◆ **WHAT IS BEING ASKED**
Pictures must be kept out of the copy. Every entry is to be duplicated exactly.

Web page and app entries:

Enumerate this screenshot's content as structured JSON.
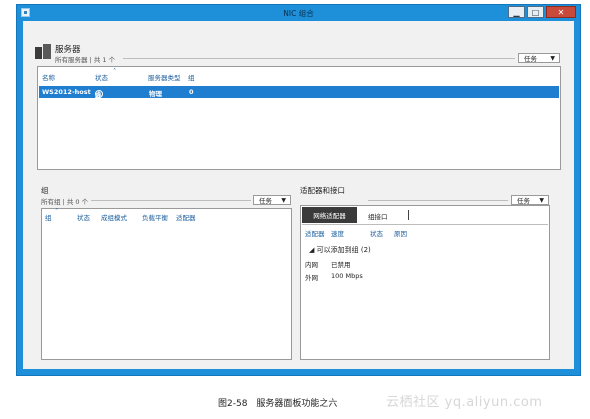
{
  "window": {
    "title": "NIC 组合",
    "minimize": "▁",
    "maximize": "□",
    "close": "✕"
  },
  "servers": {
    "heading": "服务器",
    "subheading": "所有服务器 | 共 1 个",
    "tasks_label": "任务",
    "columns": [
      "名称",
      "状态",
      "服务器类型",
      "组"
    ],
    "rows": [
      {
        "name": "WS2012-host",
        "status": "联机",
        "type": "物理",
        "group": "0"
      }
    ]
  },
  "groups": {
    "heading": "组",
    "subheading": "所有组 | 共 0 个",
    "tasks_label": "任务",
    "columns": [
      "组",
      "状态",
      "成组模式",
      "负载平衡",
      "适配器"
    ]
  },
  "adapters": {
    "heading": "适配器和接口",
    "tasks_label": "任务",
    "tabs": [
      "网络适配器",
      "组接口"
    ],
    "columns": [
      "适配器",
      "速度",
      "状态",
      "原因"
    ],
    "group_label": "可以添加到组 (2)",
    "rows": [
      {
        "name": "内网",
        "value": "已禁用"
      },
      {
        "name": "外网",
        "value": "100 Mbps"
      }
    ]
  },
  "caption": "图2-58　服务器面板功能之六",
  "watermark": "云栖社区 yq.aliyun.com",
  "colors": {
    "frame": "#1e8fd9",
    "selection": "#1f7ed0",
    "active_tab": "#3a3a3a"
  }
}
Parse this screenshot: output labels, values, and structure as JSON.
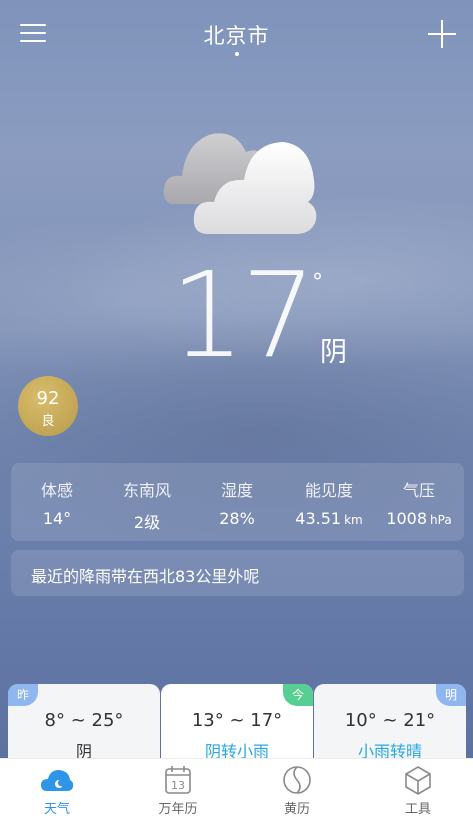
{
  "header": {
    "city": "北京市"
  },
  "current": {
    "temperature": "17",
    "degree_symbol": "°",
    "condition": "阴",
    "icon": "cloudy-icon"
  },
  "aqi": {
    "value": "92",
    "level": "良",
    "color": "#c9ad5e"
  },
  "details": [
    {
      "label": "体感",
      "value": "14°",
      "unit": ""
    },
    {
      "label": "东南风",
      "value": "2级",
      "unit": ""
    },
    {
      "label": "湿度",
      "value": "28%",
      "unit": ""
    },
    {
      "label": "能见度",
      "value": "43.51",
      "unit": "km"
    },
    {
      "label": "气压",
      "value": "1008",
      "unit": "hPa"
    }
  ],
  "notice": "最近的降雨带在西北83公里外呢",
  "forecast": [
    {
      "tag": "昨",
      "range": "8° ~ 25°",
      "desc": "阴"
    },
    {
      "tag": "今",
      "range": "13° ~ 17°",
      "desc": "阴转小雨"
    },
    {
      "tag": "明",
      "range": "10° ~ 21°",
      "desc": "小雨转晴"
    }
  ],
  "tabs": [
    {
      "label": "天气",
      "icon": "weather-icon",
      "active": true
    },
    {
      "label": "万年历",
      "icon": "calendar-icon",
      "calendar_day": "13"
    },
    {
      "label": "黄历",
      "icon": "almanac-icon"
    },
    {
      "label": "工具",
      "icon": "tools-icon"
    }
  ],
  "colors": {
    "accent": "#2f95e8",
    "today_tag": "#58cf92",
    "tag": "#8fb6ee",
    "rain_text": "#2aa7e6"
  }
}
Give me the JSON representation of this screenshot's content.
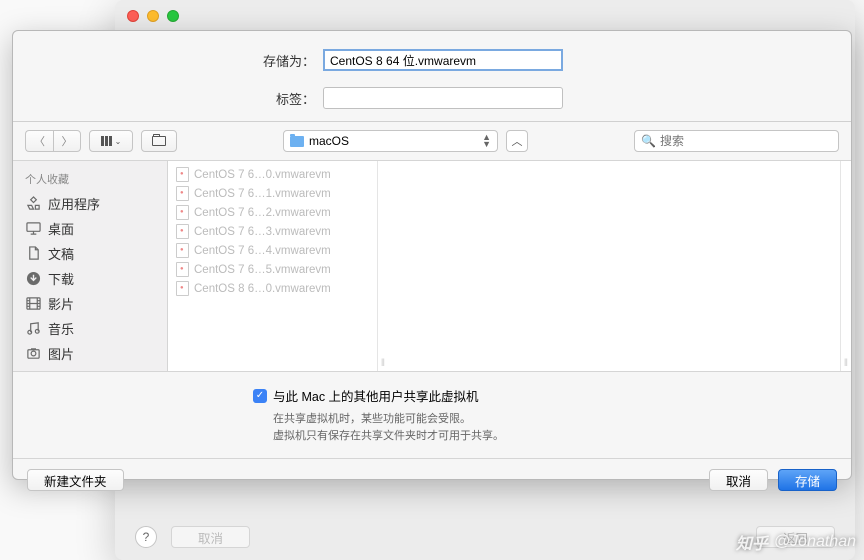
{
  "saveAs": {
    "label": "存储为：",
    "value": "CentOS 8 64 位.vmwarevm"
  },
  "tags": {
    "label": "标签："
  },
  "location": {
    "selected": "macOS"
  },
  "search": {
    "placeholder": "搜索"
  },
  "sidebar": {
    "header": "个人收藏",
    "items": [
      {
        "label": "应用程序"
      },
      {
        "label": "桌面"
      },
      {
        "label": "文稿"
      },
      {
        "label": "下载"
      },
      {
        "label": "影片"
      },
      {
        "label": "音乐"
      },
      {
        "label": "图片"
      }
    ]
  },
  "files": [
    "CentOS 7 6…0.vmwarevm",
    "CentOS 7 6…1.vmwarevm",
    "CentOS 7 6…2.vmwarevm",
    "CentOS 7 6…3.vmwarevm",
    "CentOS 7 6…4.vmwarevm",
    "CentOS 7 6…5.vmwarevm",
    "CentOS 8 6…0.vmwarevm"
  ],
  "share": {
    "checkboxLabel": "与此 Mac 上的其他用户共享此虚拟机",
    "hint1": "在共享虚拟机时，某些功能可能会受限。",
    "hint2": "虚拟机只有保存在共享文件夹时才可用于共享。"
  },
  "buttons": {
    "newFolder": "新建文件夹",
    "cancel": "取消",
    "save": "存储",
    "back": "返回",
    "cancelOuter": "取消"
  },
  "watermark": {
    "brand": "知乎",
    "author": "@Jonathan"
  }
}
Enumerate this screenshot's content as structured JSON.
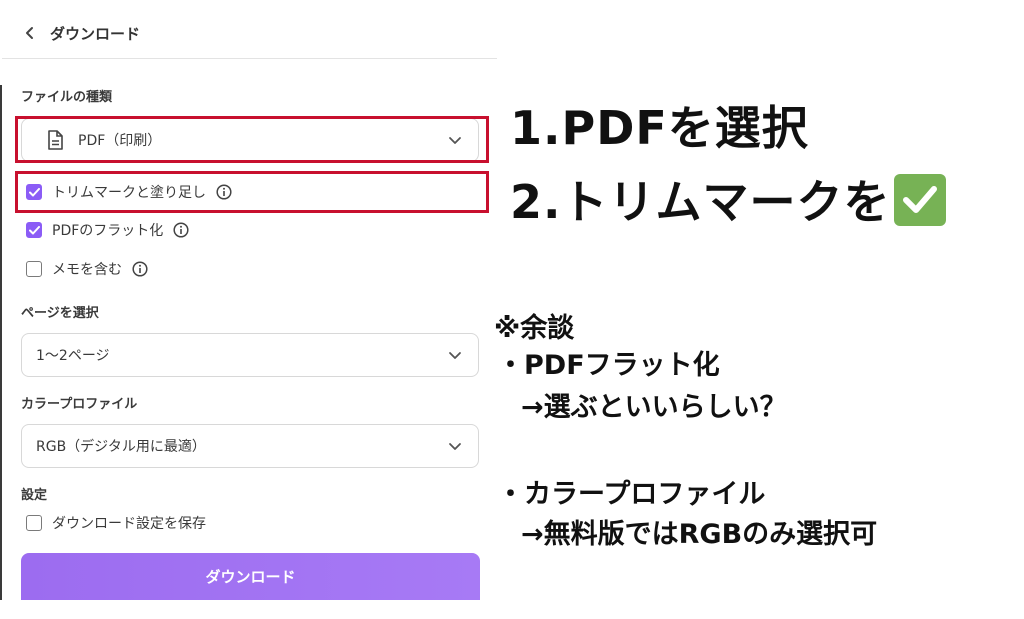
{
  "header": {
    "title": "ダウンロード"
  },
  "file_type": {
    "label": "ファイルの種類",
    "selected": "PDF（印刷）"
  },
  "options": [
    {
      "label": "トリムマークと塗り足し",
      "checked": true
    },
    {
      "label": "PDFのフラット化",
      "checked": true
    },
    {
      "label": "メモを含む",
      "checked": false
    }
  ],
  "pages": {
    "label": "ページを選択",
    "selected": "1〜2ページ"
  },
  "color_profile": {
    "label": "カラープロファイル",
    "selected": "RGB（デジタル用に最適）"
  },
  "settings": {
    "label": "設定",
    "save_label": "ダウンロード設定を保存",
    "checked": false
  },
  "download_button": "ダウンロード",
  "annotations": {
    "step1": "1.PDFを選択",
    "step2": "2.トリムマークを",
    "note_title": "※余談",
    "note1": "・PDFフラット化",
    "note1_sub": "→選ぶといいらしい？",
    "note2": "・カラープロファイル",
    "note2_sub": "→無料版ではRGBのみ選択可"
  },
  "colors": {
    "accent": "#8b5cf6",
    "highlight": "#c8102e",
    "check_emoji": "#77b255"
  }
}
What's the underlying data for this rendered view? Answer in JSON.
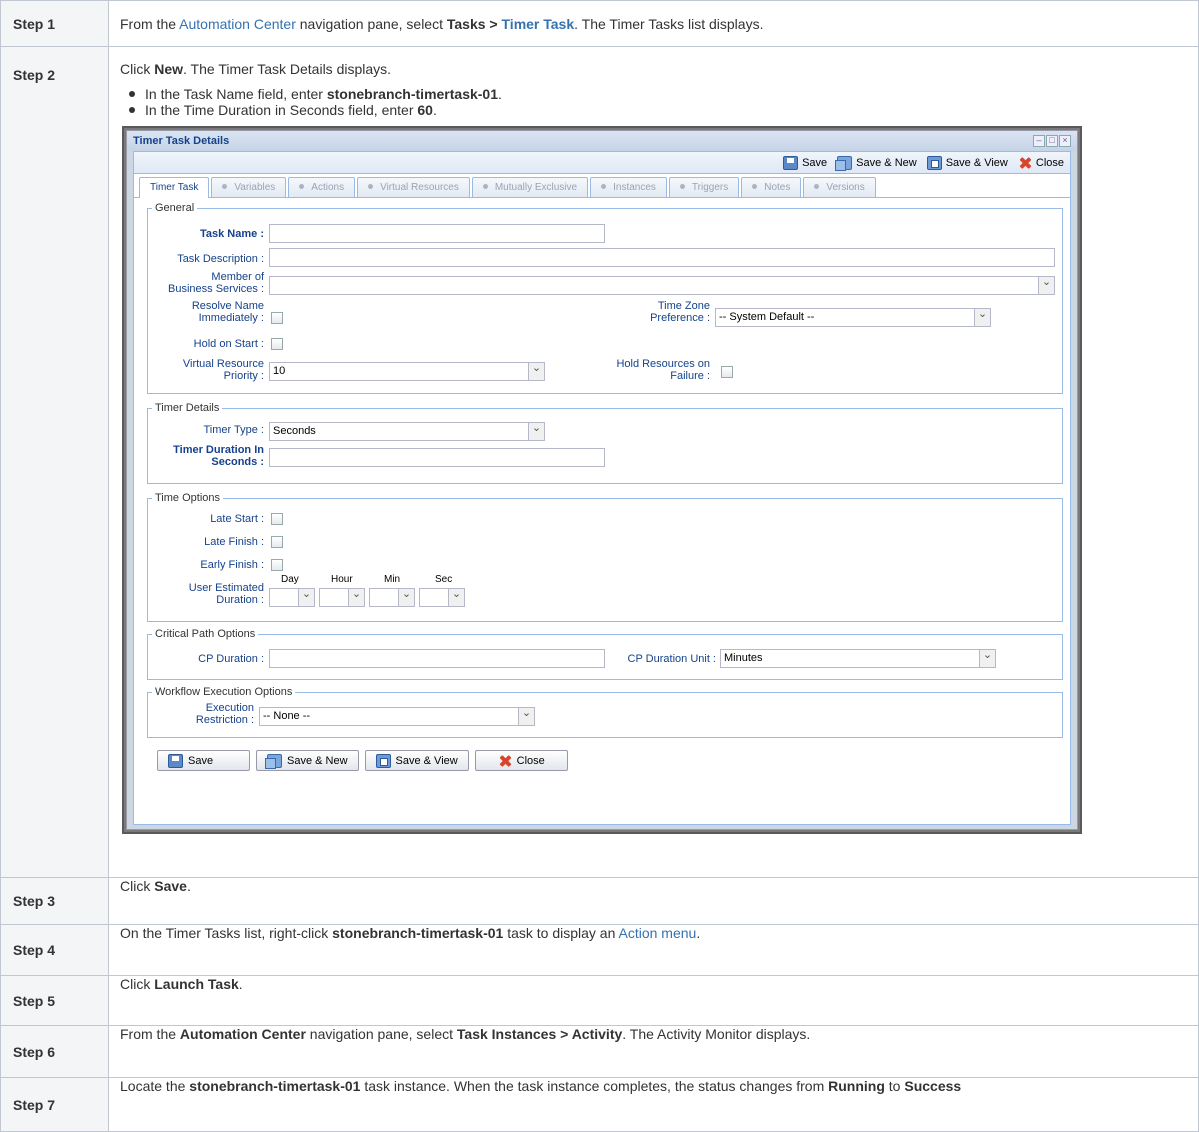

◆ **ANSWER SPACE**
Enumerate this screenshot's content as structured JSON.
{
  "window": {
    "title": "NIC 组合",
    "minimize": "▁",
    "maximize": "□",
    "close": "✕"
  },
  "servers": {
    "heading": "服务器",
    "subheading": "所有服务器 | 共 1 个",
    "tasks_label": "任务",
    "columns": [
      "名称",
      "状态",
      "服务器类型",
      "组"
    ],
    "rows": [
      {
        "name": "WS2012-host",
        "status": "联机",
        "type": "物理",
        "group": "0"
      }
    ]
  },
  "groups": {
    "heading": "组",
    "subheading": "所有组 | 共 0 个",
    "tasks_label": "任务",
    "columns": [
      "组",
      "状态",
      "成组模式",
      "负载平衡",
      "适配器"
    ]
  },
  "adapters": {
    "heading": "适配器和接口",
    "tasks_label": "任务",
    "tabs": [
      "网络适配器",
      "组接口"
    ],
    "columns": [
      "适配器",
      "速度",
      "状态",
      "原因"
    ],
    "group_label": "可以添加到组 (2)",
    "rows": [
      {
        "name": "内网",
        "value": "已禁用"
      },
      {
        "name": "外网",
        "value": "100 Mbps"
      }
    ]
  },
  "caption": "图2-58　服务器面板功能之六",
  "watermark": "云栖社区 yq.aliyun.com",
  "colors": {
    "frame": "#1e8fd9",
    "selection": "#1f7ed0",
    "active_tab": "#3a3a3a"
  }
}
Parse this screenshot: output labels, values, and structure as JSON.
{
  "header": {
    "city": "北京市"
  },
  "current": {
    "temperature": "17",
    "degree_symbol": "°",
    "condition": "阴",
    "icon": "cloudy-icon"
  },
  "aqi": {
    "value": "92",
    "level": "良",
    "color": "#c9ad5e"
  },
  "details": [
    {
      "label": "体感",
      "value": "14°",
      "unit": ""
    },
    {
      "label": "东南风",
      "value": "2级",
      "unit": ""
    },
    {
      "label": "湿度",
      "value": "28%",
      "unit": ""
    },
    {
      "label": "能见度",
      "value": "43.51",
      "unit": "km"
    },
    {
      "label": "气压",
      "value": "1008",
      "unit": "hPa"
    }
  ],
  "notice": "最近的降雨带在西北83公里外呢",
  "forecast": [
    {
      "tag": "昨",
      "range": "8° ~ 25°",
      "desc": "阴"
    },
    {
      "tag": "今",
      "range": "13° ~ 17°",
      "desc": "阴转小雨"
    },
    {
      "tag": "明",
      "range": "10° ~ 21°",
      "desc": "小雨转晴"
    }
  ],
  "tabs": [
    {
      "label": "天气",
      "icon": "weather-icon",
      "active": true
    },
    {
      "label": "万年历",
      "icon": "calendar-icon",
      "calendar_day": "13"
    },
    {
      "label": "黄历",
      "icon": "almanac-icon"
    },
    {
      "label": "工具",
      "icon": "tools-icon"
    }
  ],
  "colors": {
    "accent": "#2f95e8",
    "today_tag": "#58cf92",
    "tag": "#8fb6ee",
    "rain_text": "#2aa7e6"
  }
}
Give me the JSON representation of this screenshot's content.
{
  "saveAs": {
    "label": "存储为：",
    "value": "CentOS 8 64 位.vmwarevm"
  },
  "tags": {
    "label": "标签："
  },
  "location": {
    "selected": "macOS"
  },
  "search": {
    "placeholder": "搜索"
  },
  "sidebar": {
    "header": "个人收藏",
    "items": [
      {
        "label": "应用程序"
      },
      {
        "label": "桌面"
      },
      {
        "label": "文稿"
      },
      {
        "label": "下载"
      },
      {
        "label": "影片"
      },
      {
        "label": "音乐"
      },
      {
        "label": "图片"
      }
    ]
  },
  "files": [
    "CentOS 7 6…0.vmwarevm",
    "CentOS 7 6…1.vmwarevm",
    "CentOS 7 6…2.vmwarevm",
    "CentOS 7 6…3.vmwarevm",
    "CentOS 7 6…4.vmwarevm",
    "CentOS 7 6…5.vmwarevm",
    "CentOS 8 6…0.vmwarevm"
  ],
  "share": {
    "checkboxLabel": "与此 Mac 上的其他用户共享此虚拟机",
    "hint1": "在共享虚拟机时，某些功能可能会受限。",
    "hint2": "虚拟机只有保存在共享文件夹时才可用于共享。"
  },
  "buttons": {
    "newFolder": "新建文件夹",
    "cancel": "取消",
    "save": "存储",
    "back": "返回",
    "cancelOuter": "取消"
  },
  "watermark": {
    "brand": "知乎",
    "author": "@Jonathan"
  }
}
Enumerate this screenshot's content as structured JSON.
{
  "header": {
    "title": "ダウンロード"
  },
  "file_type": {
    "label": "ファイルの種類",
    "selected": "PDF（印刷）"
  },
  "options": [
    {
      "label": "トリムマークと塗り足し",
      "checked": true
    },
    {
      "label": "PDFのフラット化",
      "checked": true
    },
    {
      "label": "メモを含む",
      "checked": false
    }
  ],
  "pages": {
    "label": "ページを選択",
    "selected": "1〜2ページ"
  },
  "color_profile": {
    "label": "カラープロファイル",
    "selected": "RGB（デジタル用に最適）"
  },
  "settings": {
    "label": "設定",
    "save_label": "ダウンロード設定を保存",
    "checked": false
  },
  "download_button": "ダウンロード",
  "annotations": {
    "step1": "1.PDFを選択",
    "step2": "2.トリムマークを",
    "note_title": "※余談",
    "note1": "・PDFフラット化",
    "note1_sub": "→選ぶといいらしい？",
    "note2": "・カラープロファイル",
    "note2_sub": "→無料版ではRGBのみ選択可"
  },
  "colors": {
    "accent": "#8b5cf6",
    "highlight": "#c8102e",
    "check_emoji": "#77b255"
  }
}
What's the underlying data for this rendered view? Answer in JSON.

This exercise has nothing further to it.